"Every team misses on moves, but once a pattern of constant underperformance emerges, it becomes hard to shake the feeling that something is wrong on a systemic level.That last part is pivotal, and explains why officials with other clubs openly wondered to CBS Sports about how much longer the Tigers can stick with Avila."
These critiques aren’t new to us at Motor City Bengals, because we’ve made most of them ourselves. We looked at the disastrous results of the Justin Verlander and J.D. Martinez trades, explained how other teams have improved faster than the Tigers, and taken a deep look at their draft results under Avila.
"Tigers fans may be looking at the most top-heavy farm system of all time. Since 2000 there have been 24 instances of a team landing 5 prospects inside the top-50 on a Baseball America or MLB Pipeline list, and the 2021 Detroit Tigers are the first of those teams with no other prospects inside the top 100."
"If there’s one persistent misconception about the Detroit Tigers, it’s that their farm system is “loaded with arms.” Yes, a plurality of their top prospects (or young big leaguers) are pitchers, but once you get past the top four names, the system is surprisingly barren."
It’s not shocking that a blog hyper-focused on one team would uncover these sorts of issues. But national writers suddenly shining a light on them means Al Avila may actually be in trouble.
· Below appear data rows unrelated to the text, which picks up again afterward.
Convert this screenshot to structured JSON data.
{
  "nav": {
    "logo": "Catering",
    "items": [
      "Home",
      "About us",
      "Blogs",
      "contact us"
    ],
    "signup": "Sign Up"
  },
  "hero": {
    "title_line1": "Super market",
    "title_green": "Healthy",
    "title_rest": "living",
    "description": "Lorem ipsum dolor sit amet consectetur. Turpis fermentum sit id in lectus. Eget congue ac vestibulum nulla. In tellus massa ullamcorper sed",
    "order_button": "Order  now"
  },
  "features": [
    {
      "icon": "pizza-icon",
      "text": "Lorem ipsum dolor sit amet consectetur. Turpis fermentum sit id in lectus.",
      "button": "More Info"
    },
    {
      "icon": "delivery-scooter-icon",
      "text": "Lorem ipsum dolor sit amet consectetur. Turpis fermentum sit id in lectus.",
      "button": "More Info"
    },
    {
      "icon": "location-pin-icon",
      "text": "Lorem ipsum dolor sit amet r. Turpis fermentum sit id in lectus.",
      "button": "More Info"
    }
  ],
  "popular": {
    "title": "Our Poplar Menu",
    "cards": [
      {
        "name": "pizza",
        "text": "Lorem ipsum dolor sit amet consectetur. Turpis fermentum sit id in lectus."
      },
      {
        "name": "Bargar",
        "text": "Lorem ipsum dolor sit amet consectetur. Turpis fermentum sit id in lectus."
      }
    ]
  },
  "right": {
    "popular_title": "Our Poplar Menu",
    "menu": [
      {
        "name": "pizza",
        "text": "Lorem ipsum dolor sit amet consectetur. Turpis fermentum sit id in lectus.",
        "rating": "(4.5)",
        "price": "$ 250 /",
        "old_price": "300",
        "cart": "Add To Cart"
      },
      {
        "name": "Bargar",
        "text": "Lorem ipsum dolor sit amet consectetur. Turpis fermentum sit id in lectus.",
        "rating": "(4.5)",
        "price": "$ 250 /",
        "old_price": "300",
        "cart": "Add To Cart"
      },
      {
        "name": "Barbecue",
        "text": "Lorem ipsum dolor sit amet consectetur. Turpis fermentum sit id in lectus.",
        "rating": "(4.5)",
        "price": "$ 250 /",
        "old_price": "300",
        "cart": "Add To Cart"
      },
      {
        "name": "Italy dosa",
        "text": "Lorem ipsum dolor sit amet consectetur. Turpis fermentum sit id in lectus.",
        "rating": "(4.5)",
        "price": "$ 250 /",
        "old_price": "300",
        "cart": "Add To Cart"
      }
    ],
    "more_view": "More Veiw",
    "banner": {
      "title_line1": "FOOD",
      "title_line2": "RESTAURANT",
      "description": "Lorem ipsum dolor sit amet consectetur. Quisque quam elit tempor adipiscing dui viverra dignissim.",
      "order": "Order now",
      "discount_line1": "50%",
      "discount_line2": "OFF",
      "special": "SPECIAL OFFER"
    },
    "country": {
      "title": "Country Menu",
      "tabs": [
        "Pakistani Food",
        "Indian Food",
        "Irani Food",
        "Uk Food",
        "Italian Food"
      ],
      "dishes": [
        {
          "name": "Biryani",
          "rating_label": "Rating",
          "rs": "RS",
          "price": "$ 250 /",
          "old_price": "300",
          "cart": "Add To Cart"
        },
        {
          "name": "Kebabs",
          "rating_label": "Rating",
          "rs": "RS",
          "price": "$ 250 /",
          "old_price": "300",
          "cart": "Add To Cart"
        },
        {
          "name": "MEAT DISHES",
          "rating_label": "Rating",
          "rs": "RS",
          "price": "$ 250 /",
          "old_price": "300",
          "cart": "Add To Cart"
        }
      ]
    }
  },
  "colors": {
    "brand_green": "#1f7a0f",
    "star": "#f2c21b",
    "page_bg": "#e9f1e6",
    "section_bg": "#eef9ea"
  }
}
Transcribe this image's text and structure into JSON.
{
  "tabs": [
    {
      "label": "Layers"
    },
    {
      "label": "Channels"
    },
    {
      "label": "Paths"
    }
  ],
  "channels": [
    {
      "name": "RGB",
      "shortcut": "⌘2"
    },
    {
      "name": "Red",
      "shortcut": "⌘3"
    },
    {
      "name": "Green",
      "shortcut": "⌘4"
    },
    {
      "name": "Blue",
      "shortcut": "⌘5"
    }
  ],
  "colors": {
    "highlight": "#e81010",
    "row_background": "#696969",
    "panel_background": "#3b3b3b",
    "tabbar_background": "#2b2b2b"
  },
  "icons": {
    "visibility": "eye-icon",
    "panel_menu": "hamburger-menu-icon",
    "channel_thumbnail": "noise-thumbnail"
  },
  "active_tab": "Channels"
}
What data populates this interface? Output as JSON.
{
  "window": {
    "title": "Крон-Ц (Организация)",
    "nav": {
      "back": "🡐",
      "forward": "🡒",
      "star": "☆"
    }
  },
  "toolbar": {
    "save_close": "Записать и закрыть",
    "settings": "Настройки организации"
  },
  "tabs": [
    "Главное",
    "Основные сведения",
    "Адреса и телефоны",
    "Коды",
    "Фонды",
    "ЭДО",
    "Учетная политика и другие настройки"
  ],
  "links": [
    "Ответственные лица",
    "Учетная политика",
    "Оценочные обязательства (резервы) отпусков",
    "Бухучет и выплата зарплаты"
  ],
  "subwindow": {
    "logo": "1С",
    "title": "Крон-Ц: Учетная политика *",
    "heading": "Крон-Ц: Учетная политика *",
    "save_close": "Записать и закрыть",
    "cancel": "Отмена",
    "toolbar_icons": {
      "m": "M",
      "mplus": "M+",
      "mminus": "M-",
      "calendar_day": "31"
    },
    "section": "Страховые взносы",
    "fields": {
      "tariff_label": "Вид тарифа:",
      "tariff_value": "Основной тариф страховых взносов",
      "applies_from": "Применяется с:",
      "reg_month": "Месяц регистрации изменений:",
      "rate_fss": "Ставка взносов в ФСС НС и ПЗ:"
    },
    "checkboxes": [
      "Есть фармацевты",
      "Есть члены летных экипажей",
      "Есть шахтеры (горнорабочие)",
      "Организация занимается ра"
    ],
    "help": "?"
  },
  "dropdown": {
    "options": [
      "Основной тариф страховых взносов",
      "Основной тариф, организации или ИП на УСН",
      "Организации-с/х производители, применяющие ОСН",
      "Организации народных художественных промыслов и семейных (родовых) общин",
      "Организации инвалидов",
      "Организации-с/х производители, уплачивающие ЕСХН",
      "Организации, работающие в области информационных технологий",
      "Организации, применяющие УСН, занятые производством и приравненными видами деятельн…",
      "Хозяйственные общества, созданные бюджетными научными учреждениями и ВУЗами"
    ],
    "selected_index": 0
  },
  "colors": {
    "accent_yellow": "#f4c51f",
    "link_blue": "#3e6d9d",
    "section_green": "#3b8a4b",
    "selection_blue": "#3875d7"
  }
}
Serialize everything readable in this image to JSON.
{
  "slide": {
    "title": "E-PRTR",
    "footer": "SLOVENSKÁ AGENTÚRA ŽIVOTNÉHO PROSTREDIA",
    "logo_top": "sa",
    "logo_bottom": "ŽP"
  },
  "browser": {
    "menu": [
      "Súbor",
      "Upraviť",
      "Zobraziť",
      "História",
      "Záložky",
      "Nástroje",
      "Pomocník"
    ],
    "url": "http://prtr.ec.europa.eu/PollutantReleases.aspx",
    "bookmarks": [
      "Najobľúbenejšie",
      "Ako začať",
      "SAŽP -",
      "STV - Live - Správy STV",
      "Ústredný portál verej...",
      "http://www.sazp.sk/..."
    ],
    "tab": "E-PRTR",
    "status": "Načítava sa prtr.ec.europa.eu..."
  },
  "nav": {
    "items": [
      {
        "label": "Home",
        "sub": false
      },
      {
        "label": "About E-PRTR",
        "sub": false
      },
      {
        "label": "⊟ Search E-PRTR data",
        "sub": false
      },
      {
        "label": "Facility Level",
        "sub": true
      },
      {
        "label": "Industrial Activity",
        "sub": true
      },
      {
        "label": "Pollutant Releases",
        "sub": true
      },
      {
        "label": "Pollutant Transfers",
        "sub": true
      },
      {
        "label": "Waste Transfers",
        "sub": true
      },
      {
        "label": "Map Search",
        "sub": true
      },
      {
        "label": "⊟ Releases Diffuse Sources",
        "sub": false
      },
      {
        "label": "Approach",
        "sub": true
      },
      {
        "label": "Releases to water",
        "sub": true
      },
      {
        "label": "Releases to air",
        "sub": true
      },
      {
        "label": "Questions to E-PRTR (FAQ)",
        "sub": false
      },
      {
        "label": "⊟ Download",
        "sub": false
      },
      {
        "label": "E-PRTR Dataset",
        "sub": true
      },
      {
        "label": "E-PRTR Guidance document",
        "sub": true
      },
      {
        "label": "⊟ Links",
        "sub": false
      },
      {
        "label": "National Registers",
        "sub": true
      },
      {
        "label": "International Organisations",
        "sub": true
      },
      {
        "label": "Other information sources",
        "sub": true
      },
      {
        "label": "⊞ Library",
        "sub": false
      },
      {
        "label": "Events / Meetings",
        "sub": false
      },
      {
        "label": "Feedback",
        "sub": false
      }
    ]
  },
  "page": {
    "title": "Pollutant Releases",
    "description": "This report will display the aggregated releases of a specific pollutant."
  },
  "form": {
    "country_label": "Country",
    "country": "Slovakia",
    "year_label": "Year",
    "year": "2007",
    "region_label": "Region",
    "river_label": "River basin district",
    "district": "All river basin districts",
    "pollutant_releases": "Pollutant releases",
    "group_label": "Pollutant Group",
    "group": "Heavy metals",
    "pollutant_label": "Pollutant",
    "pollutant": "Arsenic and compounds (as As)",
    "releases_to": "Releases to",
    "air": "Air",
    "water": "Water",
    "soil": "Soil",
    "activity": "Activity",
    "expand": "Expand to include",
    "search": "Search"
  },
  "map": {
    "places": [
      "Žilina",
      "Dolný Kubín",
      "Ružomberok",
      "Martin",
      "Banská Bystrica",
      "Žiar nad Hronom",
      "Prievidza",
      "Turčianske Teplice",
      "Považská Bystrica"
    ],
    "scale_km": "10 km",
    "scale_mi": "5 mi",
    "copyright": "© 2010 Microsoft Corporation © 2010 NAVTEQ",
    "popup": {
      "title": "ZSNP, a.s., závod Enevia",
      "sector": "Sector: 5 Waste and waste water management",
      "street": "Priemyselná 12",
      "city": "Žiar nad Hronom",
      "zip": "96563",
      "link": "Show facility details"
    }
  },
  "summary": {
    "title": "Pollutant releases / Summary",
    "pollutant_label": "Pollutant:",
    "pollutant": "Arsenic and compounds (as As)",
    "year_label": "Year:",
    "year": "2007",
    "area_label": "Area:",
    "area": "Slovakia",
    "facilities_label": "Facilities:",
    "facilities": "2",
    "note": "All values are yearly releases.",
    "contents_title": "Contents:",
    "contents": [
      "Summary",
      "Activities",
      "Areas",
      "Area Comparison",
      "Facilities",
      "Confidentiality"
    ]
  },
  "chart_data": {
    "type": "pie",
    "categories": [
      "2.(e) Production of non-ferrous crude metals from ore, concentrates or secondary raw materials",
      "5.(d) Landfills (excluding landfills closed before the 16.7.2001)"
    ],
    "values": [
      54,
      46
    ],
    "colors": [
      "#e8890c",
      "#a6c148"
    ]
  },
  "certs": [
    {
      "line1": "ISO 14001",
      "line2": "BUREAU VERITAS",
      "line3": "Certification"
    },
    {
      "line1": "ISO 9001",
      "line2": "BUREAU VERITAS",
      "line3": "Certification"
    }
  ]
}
The Detroit Tigers have played well over the past week, but they still own the worst record and worst run differential in all of baseball. Casey Mize and Tarik Skubal have shown impressive flashes, but neither looks poised to make a huge difference any time soon.
The team’s top position prospects are at least a year away from making real contributions, and secondary prospects like Willi Castro, Isaac Paredes, and Daz Cameron are still huge question marks.
It’s hard to envision an on-field scenario that saves Al Avila. The team is exactly where it was four years ago. But Avila’s saving grace may be Detroit Tigers owner Christopher Ilitch, who is either extraordinarily patient, truly indifferent about the Tigers, or in denial about the reality in front of him.
None of those options make Detroit Tigers fans feel better.